As if things were not bad enough for Facebook, the Supreme court has agreed to hear a robocalling case concerning the social media company. As reported by The Verge Facebook will have to defend itself to the Supreme Court over alleged unwanted illegal text messages.
This comes in the midst of an advertiser boycott of the company. This is in response to Facebook's poor content moderation system.
To compound the problems, Facebook's new oversight board will not be ready until the end of the year. This new independent body was expected to help Facebook forge a new path and win back the trust of its users.
Facebook in the Supreme Court over robocalling allegations
The court is set to examine whether automated alert texts count as an “automatic telephone dialing system". This is to help establish a clearer definition of whether the company violated anti-robocalling rules.
This case stems back to 2015 when Noah Duguid sued Facebook.
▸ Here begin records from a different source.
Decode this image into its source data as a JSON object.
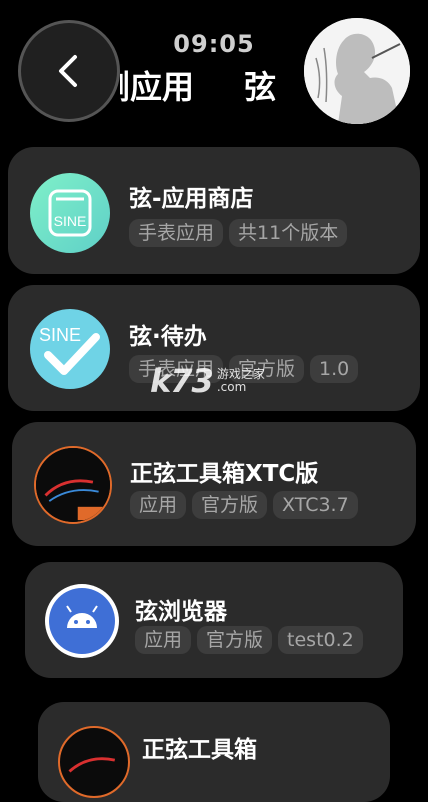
{
  "status_bar": {
    "time": "09:05"
  },
  "header": {
    "title_left": "浏应用",
    "title_right": "弦"
  },
  "apps": [
    {
      "name": "弦-应用商店",
      "tags": [
        "手表应用",
        "共11个版本"
      ],
      "icon": "sine-store-icon"
    },
    {
      "name": "弦·待办",
      "tags": [
        "手表应用",
        "官方版",
        "1.0"
      ],
      "icon": "sine-todo-icon"
    },
    {
      "name": "正弦工具箱XTC版",
      "tags": [
        "应用",
        "官方版",
        "XTC3.7"
      ],
      "icon": "toolbox-xtc-icon"
    },
    {
      "name": "弦浏览器",
      "tags": [
        "应用",
        "官方版",
        "test0.2"
      ],
      "icon": "android-icon"
    },
    {
      "name": "正弦工具箱",
      "tags": [],
      "icon": "toolbox-icon"
    }
  ],
  "watermark": {
    "logo": "k73",
    "text": "游戏之家",
    "domain": ".com"
  },
  "colors": {
    "background": "#000000",
    "card": "#2b2b2b",
    "tag_bg": "#3d3d3d",
    "tag_text": "#a6a6a6",
    "store_icon": "#6fe0c0",
    "todo_icon": "#6fd6e6",
    "android_blue": "#3f6fd6"
  }
}
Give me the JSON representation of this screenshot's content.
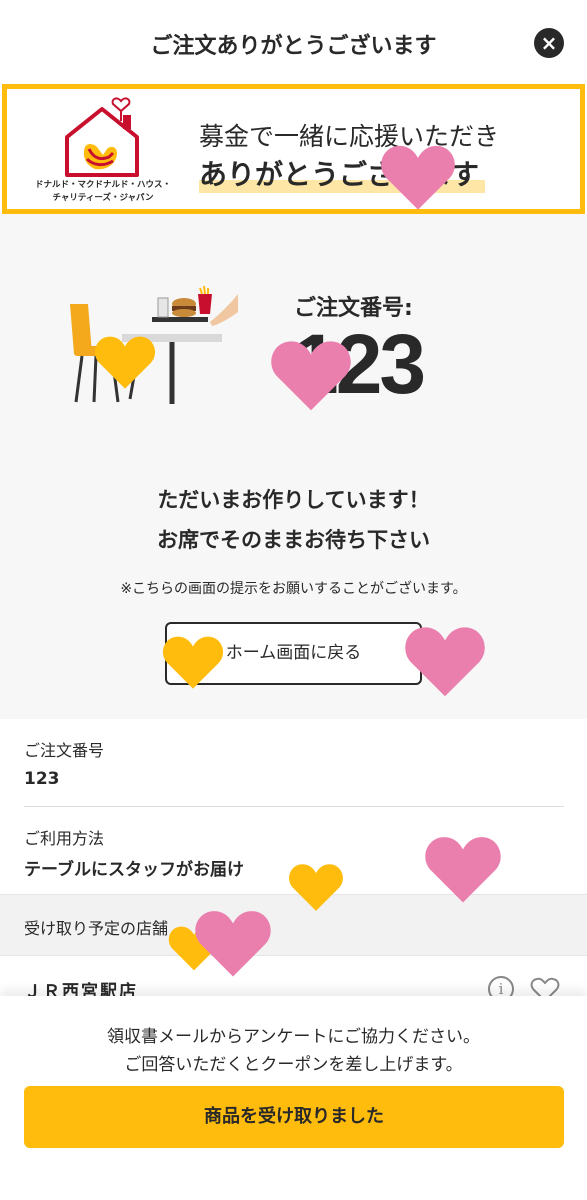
{
  "header": {
    "title": "ご注文ありがとうございます",
    "close_label": "×"
  },
  "banner": {
    "org_name_line1": "ドナルド・マクドナルド・ハウス・",
    "org_name_line2": "チャリティーズ・ジャパン",
    "line1": "募金で一緒に応援いただき",
    "line2": "ありがとうございます"
  },
  "status": {
    "order_label": "ご注文番号:",
    "order_number": "123",
    "message_line1": "ただいまお作りしています！",
    "message_line2": "お席でそのままお待ち下さい",
    "note": "※こちらの画面の提示をお願いすることがございます。",
    "home_button": "ホーム画面に戻る"
  },
  "details": {
    "order_number_label": "ご注文番号",
    "order_number_value": "123",
    "usage_label": "ご利用方法",
    "usage_value": "テーブルにスタッフがお届け",
    "store_label": "受け取り予定の店舗",
    "store_name": "ＪＲ西宮駅店"
  },
  "bottom": {
    "survey_line1": "領収書メールからアンケートにご協力ください。",
    "survey_line2": "ご回答いただくとクーポンを差し上げます。",
    "receive_button": "商品を受け取りました"
  },
  "colors": {
    "accent_yellow": "#ffbc0d",
    "heart_pink": "#ea7fae",
    "heart_yellow": "#ffbc0d",
    "text_dark": "#292929"
  },
  "icons": {
    "close": "close-icon",
    "info": "info-icon",
    "favorite": "heart-outline-icon"
  }
}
Duguid was receiving text messages from Facebook saying someone was trying to access his nonexistent Facebook account.
However, he could not get the company to stop sending these text messages. This led him to take action against the company claiming it was violating the Telephone Consumer Protection Act.
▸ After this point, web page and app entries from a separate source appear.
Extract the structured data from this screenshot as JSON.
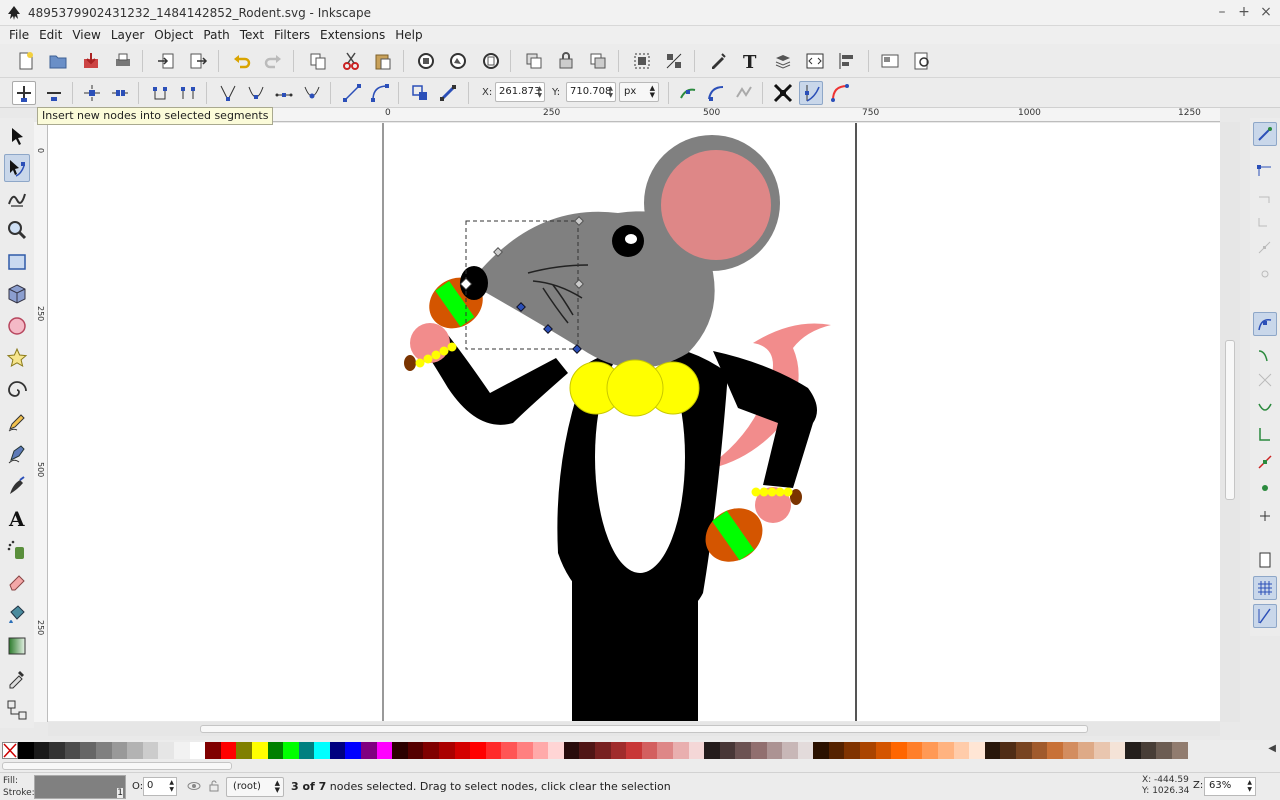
{
  "window": {
    "title": "4895379902431232_1484142852_Rodent.svg - Inkscape",
    "controls": [
      "–",
      "+",
      "×"
    ]
  },
  "menu": [
    "File",
    "Edit",
    "View",
    "Layer",
    "Object",
    "Path",
    "Text",
    "Filters",
    "Extensions",
    "Help"
  ],
  "node_toolbar": {
    "x_label": "X:",
    "x_value": "261.873",
    "y_label": "Y:",
    "y_value": "710.708",
    "unit": "px"
  },
  "tooltip": "Insert new nodes into selected segments",
  "rulers": {
    "horizontal": [
      "0",
      "250",
      "500",
      "750",
      "1000",
      "1250"
    ],
    "vertical": [
      "0",
      "250",
      "500",
      "250"
    ]
  },
  "status": {
    "fill_label": "Fill:",
    "stroke_label": "Stroke:",
    "stroke_width": "1",
    "opacity_label": "O:",
    "opacity_value": "0",
    "layer": "(root)",
    "message_bold": "3 of 7",
    "message_rest": " nodes selected. Drag to select nodes, click clear the selection",
    "cursor_x": "X: -444.59",
    "cursor_y": "Y: 1026.34",
    "zoom_label": "Z:",
    "zoom_value": "63%"
  },
  "palette_colors": [
    "#000000",
    "#1a1a1a",
    "#333333",
    "#4d4d4d",
    "#666666",
    "#808080",
    "#999999",
    "#b3b3b3",
    "#cccccc",
    "#e6e6e6",
    "#f2f2f2",
    "#ffffff",
    "#800000",
    "#ff0000",
    "#808000",
    "#ffff00",
    "#008000",
    "#00ff00",
    "#008080",
    "#00ffff",
    "#000080",
    "#0000ff",
    "#800080",
    "#ff00ff",
    "#2b0000",
    "#550000",
    "#800000",
    "#aa0000",
    "#d40000",
    "#ff0000",
    "#ff2a2a",
    "#ff5555",
    "#ff8080",
    "#ffaaaa",
    "#ffd5d5",
    "#280b0b",
    "#501616",
    "#782121",
    "#a02c2c",
    "#c83737",
    "#d35f5f",
    "#de8787",
    "#e9afaf",
    "#f4d7d7",
    "#241c1c",
    "#483737",
    "#6c5353",
    "#916f6f",
    "#ac9393",
    "#c8b7b7",
    "#e3dbdb",
    "#2b1100",
    "#552200",
    "#803300",
    "#aa4400",
    "#d45500",
    "#ff6600",
    "#ff7f2a",
    "#ff9955",
    "#ffb380",
    "#ffccaa",
    "#ffe6d5",
    "#28170b",
    "#502d16",
    "#784421",
    "#a05a2c",
    "#c87137",
    "#d38d5f",
    "#deaa87",
    "#e9c6af",
    "#f4e3d7",
    "#241f1c",
    "#483e37",
    "#6c5d53",
    "#917c6f"
  ]
}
Facebook claim text messages were a mistake
Facebook claims that these text messages were made by accident. The company also points out that the automated system operated similar to a standard smartphone. Thus, in its eyes, made the system legal and ruling against it could make any normal phone call illegal.
However, the Ninth Circuit Court of Appeals disagreed with this logic. The body believed the text messages fit the definition of “automated, unsolicited, and unwanted”. This has led to the case coming all the way up to the supreme court.
This investigation will run alongside another Supreme Court robocalling decision. Earlier this year the court overturned a legal exception for debt collectors. Facebook also raised a similar issue however, the court will focus on defining the illegality of the messages.
If Facebook loses the case it will have to pay damages to any user receiving unwanted messages. The decision may also affect the definition of illegal calls as a whole. Given the surge in robocalls despite increasing legislation against them, this is unlikely to make much of a difference.
However, for Facebook, this could be quite a problematic few weeks. Things already look bleak for the company with advertisers haemorrhaging the company. A Supreme court case dredging up past problems is the last thing the company needs.
In any case, this is likely to be a very interesting decision. It could have wide reneging impacts on the technology industry and redefine robocalls for good. So what this space for any news as it happens.